Frank is also remarkable for his gentle nature with weaker creatures. We did once have a cat that was forced to live in my father’s vegetable garden (out of bounds to Frank) until it unsurprisingly ran away. The two just couldn’t get on. This, however, is the one exception as Frank is very calm, even nurturing, with our cats. At one time one of the cats was having a litter, and sensing she was in trouble Frank worked himself into a tizzy trying to help her. Unfortunately helping to him meant pulling her around the back yard by her head, but at least he was trying (mother and kittens were fine, by the way). We currently two cats, one of whom displays bizarre behavioural characteristics for a cat. Unlike most cats, he’s friendly, affectionate, highly energetic and loyal (he has his favourites within the household). He’s playful in the way kittens are playful but usually grow out of. I can’t sit down without him jumping onto my lap. And when I take Frank for a walk he insists coming with us. He’s more of a dog than many dogs I know, and I suspect it was Frank who trained him to be like this.

All of this, however, is irrelevant, as I don’t need a reason to defend his presence. Frank is part of the family just because he’s Frank. I don’t expect him to proof his worth anymore than I expect him to decide for himself he doesn’t want to be part of the family anymore.

Anyway, I’d like to retract an earlier statement on the book Marley and Me, now that I’ve nearly finished it. I’m not saying it’s not light and easily marketable, because it is. But it’s also very well written, on occasionally brutally honest, and of course essential reading for anyone who’s ever loved a dog.

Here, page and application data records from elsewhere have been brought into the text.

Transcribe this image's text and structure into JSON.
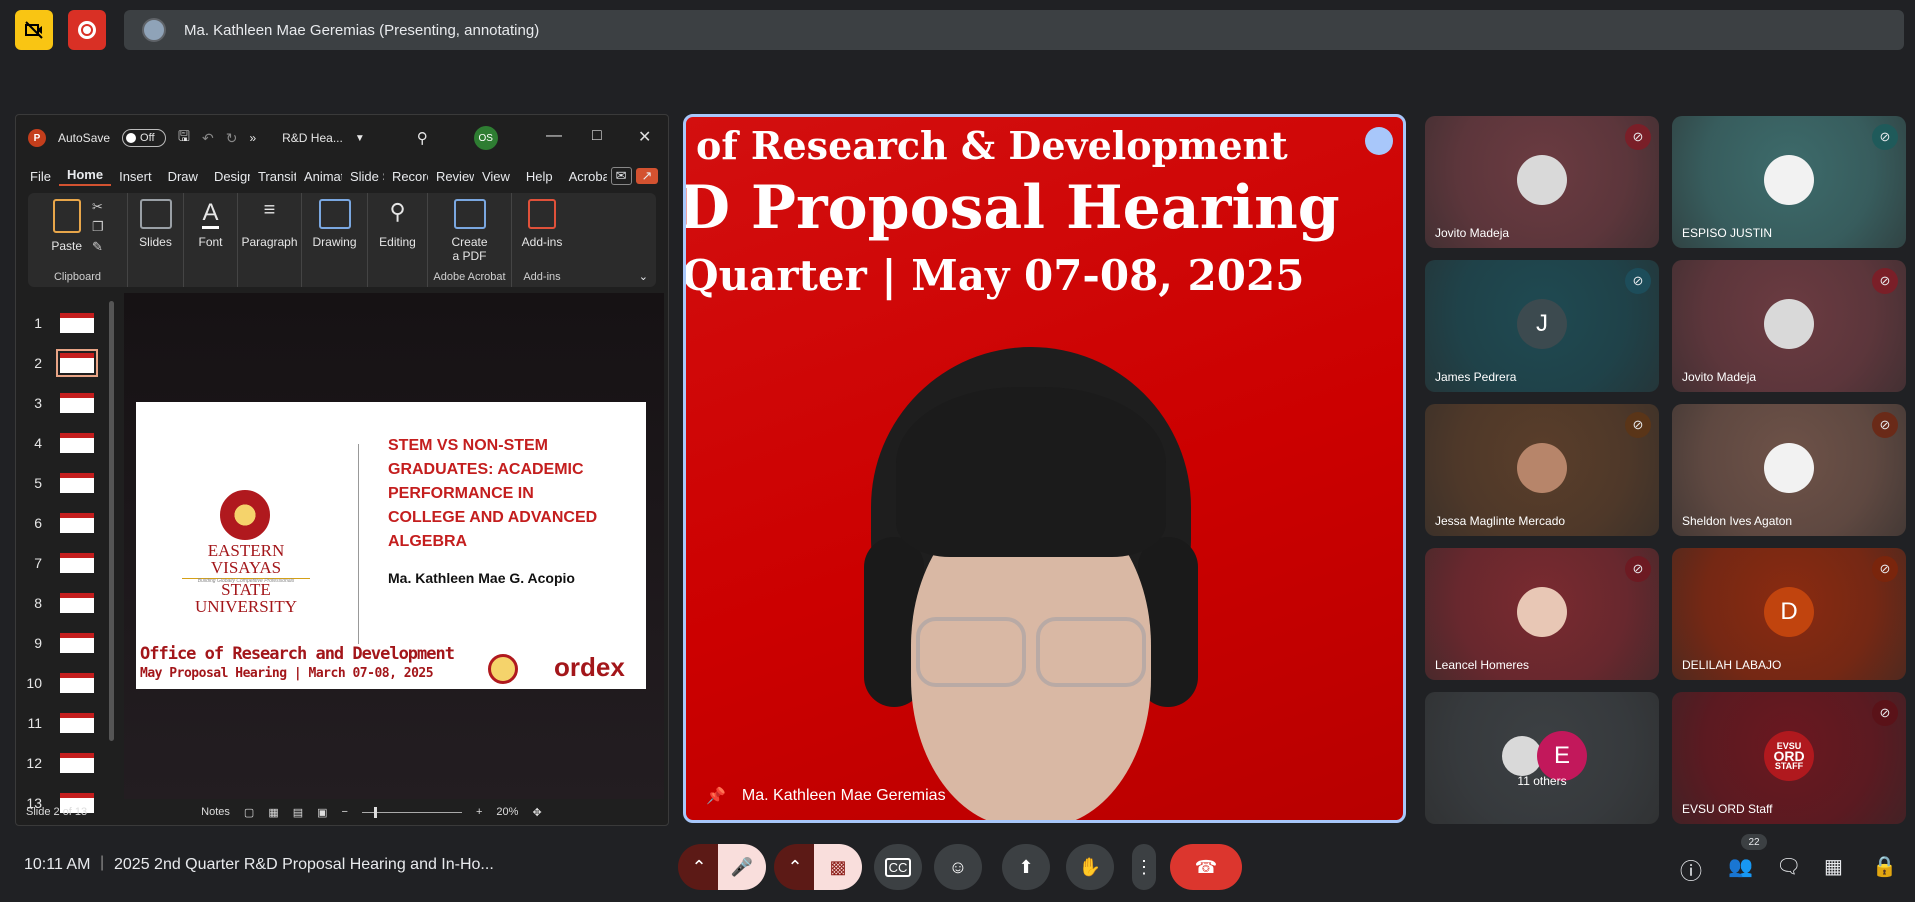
{
  "top": {
    "presenter_banner": "Ma. Kathleen Mae Geremias (Presenting, annotating)"
  },
  "ppt": {
    "autosave_label": "AutoSave",
    "autosave_state": "Off",
    "doc_name": "R&D Hea...",
    "user_initials": "OS",
    "tabs": [
      "File",
      "Home",
      "Insert",
      "Draw",
      "Design",
      "Transitions",
      "Animations",
      "Slide Show",
      "Record",
      "Review",
      "View",
      "Help",
      "Acrobat"
    ],
    "ribbon": {
      "paste": "Paste",
      "clipboard": "Clipboard",
      "slides": "Slides",
      "font": "Font",
      "paragraph": "Paragraph",
      "drawing": "Drawing",
      "editing": "Editing",
      "create_pdf_1": "Create",
      "create_pdf_2": "a PDF",
      "adobe": "Adobe Acrobat",
      "addins": "Add-ins",
      "addins_group": "Add-ins"
    },
    "slide_numbers": [
      "1",
      "2",
      "3",
      "4",
      "5",
      "6",
      "7",
      "8",
      "9",
      "10",
      "11",
      "12",
      "13"
    ],
    "slide": {
      "university_1": "EASTERN VISAYAS",
      "university_2": "STATE UNIVERSITY",
      "motto": "Building Globally Competitive Professionals",
      "title_lines": [
        "STEM VS NON-STEM",
        "GRADUATES: ACADEMIC",
        "PERFORMANCE IN",
        "COLLEGE AND ADVANCED",
        "ALGEBRA"
      ],
      "author": "Ma. Kathleen Mae G. Acopio",
      "office": "Office of Research and Development",
      "hearing": "May Proposal Hearing | March 07-08, 2025",
      "brand": "ordex"
    },
    "status": {
      "slide_of": "Slide 2 of 13",
      "notes": "Notes",
      "zoom": "20%"
    }
  },
  "presenter": {
    "bg_line1": "of Research & Development",
    "bg_line2": "D Proposal Hearing",
    "bg_line3": "Quarter | May 07-08, 2025",
    "name": "Ma. Kathleen Mae Geremias"
  },
  "participants": [
    {
      "name": "Jovito Madeja",
      "initial": "",
      "bg": "#6b3b41",
      "avatar_bg": "#d9d9d9",
      "mute_bg": "#7a1f28"
    },
    {
      "name": "ESPISO JUSTIN",
      "initial": "",
      "bg": "#3d6b6b",
      "avatar_bg": "#f2f2f2",
      "mute_bg": "#1f5a5a"
    },
    {
      "name": "James Pedrera",
      "initial": "J",
      "bg": "#1f4a52",
      "avatar_bg": "#3c4a4f",
      "mute_bg": "#1d4d5a"
    },
    {
      "name": "Jovito Madeja",
      "initial": "",
      "bg": "#6b3b41",
      "avatar_bg": "#d9d9d9",
      "mute_bg": "#7a1f28"
    },
    {
      "name": "Jessa Maglinte Mercado",
      "initial": "",
      "bg": "#5a3e2a",
      "avatar_bg": "#b7856a",
      "mute_bg": "#5a3518"
    },
    {
      "name": "Sheldon Ives Agaton",
      "initial": "",
      "bg": "#6e5248",
      "avatar_bg": "#f2f2f2",
      "mute_bg": "#6a2a18"
    },
    {
      "name": "Leancel Homeres",
      "initial": "",
      "bg": "#7a2a30",
      "avatar_bg": "#e8c7b5",
      "mute_bg": "#6d1a22"
    },
    {
      "name": "DELILAH LABAJO",
      "initial": "D",
      "bg": "#8a2a10",
      "avatar_bg": "#c1440e",
      "mute_bg": "#7a250c"
    },
    {
      "name": "11 others",
      "initial": "E",
      "bg": "#3c4043",
      "avatar_bg": "#c2185b",
      "mute_bg": ""
    },
    {
      "name": "EVSU ORD Staff",
      "initial": "",
      "bg": "#6a1820",
      "avatar_bg": "#b0191e",
      "mute_bg": "#5a1218"
    }
  ],
  "ord_badge": [
    "EVSU",
    "ORD",
    "STAFF"
  ],
  "bottom": {
    "time": "10:11 AM",
    "meeting_title": "2025 2nd Quarter R&D Proposal Hearing and In-Ho...",
    "people_count": "22"
  }
}
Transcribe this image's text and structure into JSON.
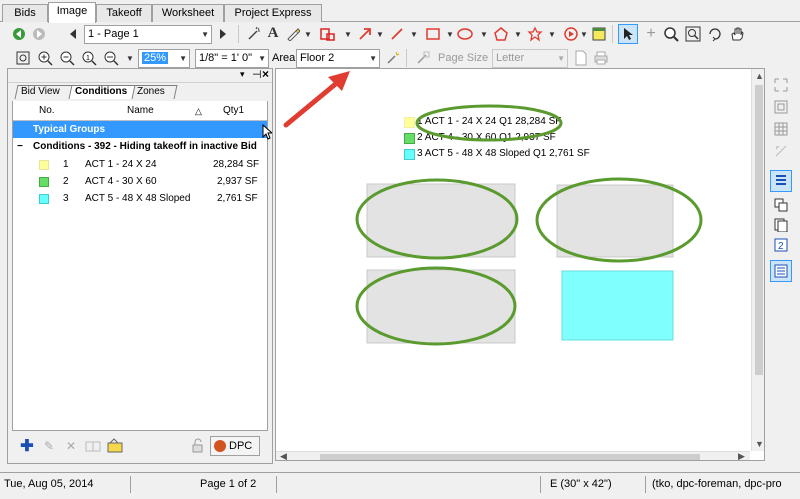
{
  "tabs": [
    "Bids",
    "Image",
    "Takeoff",
    "Worksheet",
    "Project Express"
  ],
  "toolbar1": {
    "page_select": "1 - Page 1"
  },
  "toolbar2": {
    "zoom_value": "25%",
    "scale_value": "1/8\" = 1' 0\"",
    "area_label": "Area",
    "area_value": "Floor 2",
    "page_size_label": "Page Size",
    "page_size_value": "Letter"
  },
  "left_panel": {
    "subtabs": [
      "Bid View",
      "Conditions",
      "Zones"
    ],
    "columns": {
      "no": "No.",
      "name": "Name",
      "qty": "Qty1"
    },
    "group_label": "Typical Groups",
    "conditions_header": "Conditions - 392 - Hiding takeoff in inactive Bid",
    "rows": [
      {
        "no": "1",
        "name": "ACT 1 - 24 X 24",
        "qty": "28,284 SF",
        "color": "#ffff99"
      },
      {
        "no": "2",
        "name": "ACT 4 - 30 X 60",
        "qty": "2,937 SF",
        "color": "#66dd66"
      },
      {
        "no": "3",
        "name": "ACT 5 - 48 X 48 Sloped",
        "qty": "2,761 SF",
        "color": "#66ffff"
      }
    ],
    "dpc_label": "DPC"
  },
  "canvas": {
    "legend": [
      {
        "text": "1 ACT 1 - 24 X 24 Q1 28,284 SF",
        "color": "#ffff99"
      },
      {
        "text": "2 ACT 4 - 30 X 60 Q1 2,937 SF",
        "color": "#66dd66"
      },
      {
        "text": "3 ACT 5 - 48 X 48 Sloped Q1 2,761 SF",
        "color": "#66ffff"
      }
    ]
  },
  "status": {
    "date": "Tue, Aug 05, 2014",
    "page": "Page 1 of 2",
    "paper": "E (30\" x 42\")",
    "users": "(tko, dpc-foreman, dpc-pro"
  },
  "colors": {
    "selection_blue": "#3399ff",
    "annotation_green": "#5a9a2e",
    "arrow_red": "#e03c31",
    "area_gray": "#e3e3e3",
    "area_cyan": "#80ffff"
  }
}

Frank and me

I’m currently reading Marley & Me, the non-fiction account of “life and love with the world’s worst dog”. I didn’t really want to, as it always seemed to me to be the light, easily marketable kind of book that everyone claims to love but forgets forever as soon as they’ve finished it (and so far my initial presumptions were correct). However, I’ve been forced to read it as a sort of homework assignment (someone else’s homework, but that’s another story).

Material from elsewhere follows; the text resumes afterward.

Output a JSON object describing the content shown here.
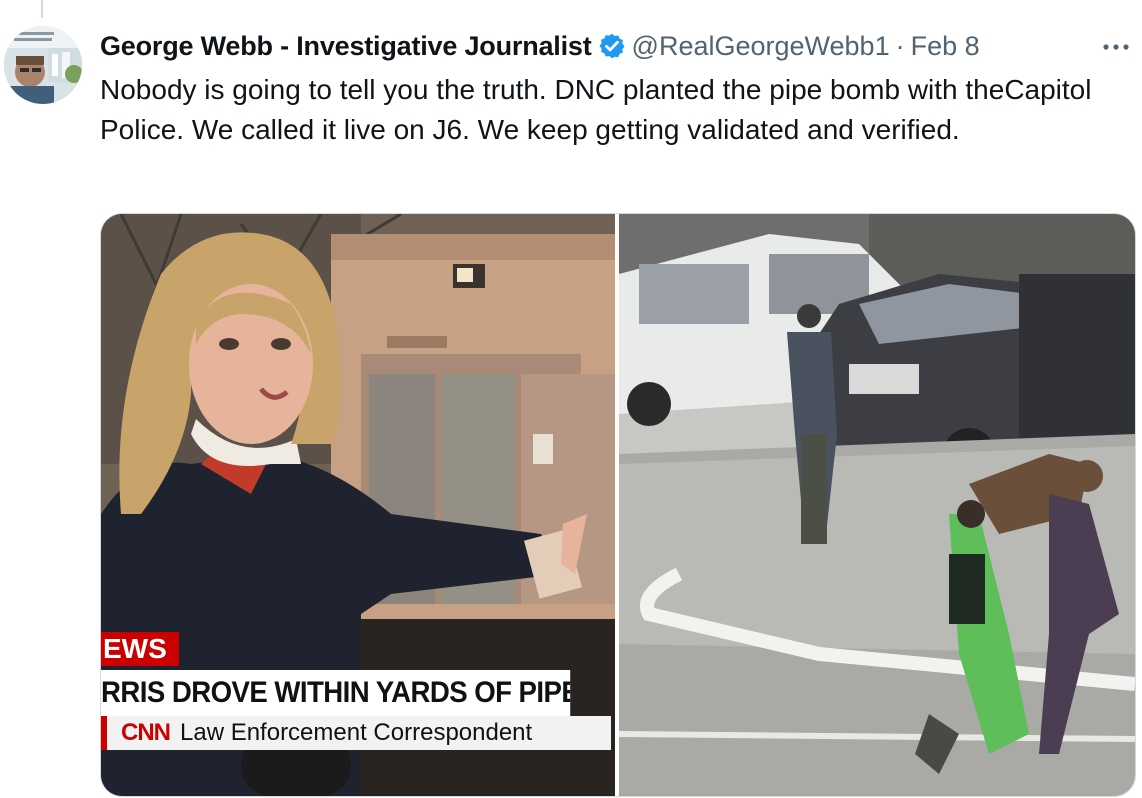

I bring this up because it serves highlight my relationship with my own dog. Having returned to the family homestead, I’ve been reunited with Frank, the family dog. Like Marley, Frank is a Labrador retriever (though not a purebred. Apparently there’s some husky blood in there somewhere), and considering that Marley is the world’s worst dog I’m having a hard time realising why he’s any worse than Frank. Like Marley, Frank doesn’t recognise his own strength, and frequently knocks people over (literally) with his friendliness. He chews up whatever he can get his jaws on. He refuses to lets us wash him, yet zips for every last puddle when taken for a walk. His favourite game is a sort of wrestling which involves biting. He never bites through though. He just sort of holds arms and legs in his mouth. So I nervously tell myself that he will never actually attack anyone as biting to him is something to do as play.

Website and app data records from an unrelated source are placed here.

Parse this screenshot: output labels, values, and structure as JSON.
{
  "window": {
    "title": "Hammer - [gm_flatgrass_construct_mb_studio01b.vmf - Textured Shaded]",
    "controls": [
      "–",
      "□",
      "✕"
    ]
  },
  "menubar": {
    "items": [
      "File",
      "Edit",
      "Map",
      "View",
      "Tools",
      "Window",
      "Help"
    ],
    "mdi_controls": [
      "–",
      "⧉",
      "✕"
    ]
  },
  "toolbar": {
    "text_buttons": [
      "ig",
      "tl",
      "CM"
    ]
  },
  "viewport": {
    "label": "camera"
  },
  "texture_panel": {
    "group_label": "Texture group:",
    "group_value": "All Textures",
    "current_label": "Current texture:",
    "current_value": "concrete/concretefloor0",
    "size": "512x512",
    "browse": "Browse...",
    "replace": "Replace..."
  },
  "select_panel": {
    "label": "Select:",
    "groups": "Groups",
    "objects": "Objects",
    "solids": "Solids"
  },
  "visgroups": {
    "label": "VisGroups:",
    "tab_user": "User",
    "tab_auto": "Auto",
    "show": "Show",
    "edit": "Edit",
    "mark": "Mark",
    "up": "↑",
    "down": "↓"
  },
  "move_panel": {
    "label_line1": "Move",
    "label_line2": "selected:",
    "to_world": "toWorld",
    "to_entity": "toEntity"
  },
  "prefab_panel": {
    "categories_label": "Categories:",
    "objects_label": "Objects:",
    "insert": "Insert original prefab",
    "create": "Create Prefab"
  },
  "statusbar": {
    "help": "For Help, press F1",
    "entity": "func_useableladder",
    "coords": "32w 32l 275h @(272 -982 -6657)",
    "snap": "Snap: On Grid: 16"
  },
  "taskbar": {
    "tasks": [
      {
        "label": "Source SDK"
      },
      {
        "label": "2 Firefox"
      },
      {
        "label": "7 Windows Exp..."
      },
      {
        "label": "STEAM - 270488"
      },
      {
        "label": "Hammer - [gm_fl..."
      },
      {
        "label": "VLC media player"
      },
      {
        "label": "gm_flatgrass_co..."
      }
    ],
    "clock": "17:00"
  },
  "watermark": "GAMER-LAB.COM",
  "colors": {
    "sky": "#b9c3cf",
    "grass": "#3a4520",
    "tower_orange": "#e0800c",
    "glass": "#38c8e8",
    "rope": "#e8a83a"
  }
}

Maybe he’s just particularly bad when I’m home, as my presence in the house is something of a novelty and it gets him excited. Of course this doesn’t explain why other dog owners can do things with ease that are impossible with Frank. For instance, I occasionally notice dogs outside supermarkets and places, tied to railings while patiently waiting for their owners. My brother tried this with Frank once. Refusing to be left alone, he pulled the metal railing he was tied to from its wall. I too tried something similar once, but the poor dog went into such a panic that he made it impossible (though he probably did me a favour, given that in a moment of hunger-driven weakness I was trying to enter a McDonalds).

Currently Frank is tormetted by the dreaded cone, preventing him from gnawing at a cut in his back leg. He looks like an after-shot of that HMV logo. He needn’t worry too much though as I don’t see it lasting long. He already broke a piece off yesterday by running it into the back of my legs.

Incidentally, reading Marley & Me got me thinking. If one attempted to use the Bart Simpson “the dog ate my homework” excuse for not having their report on this book, could they get some credit for creative interpretation of the assignment.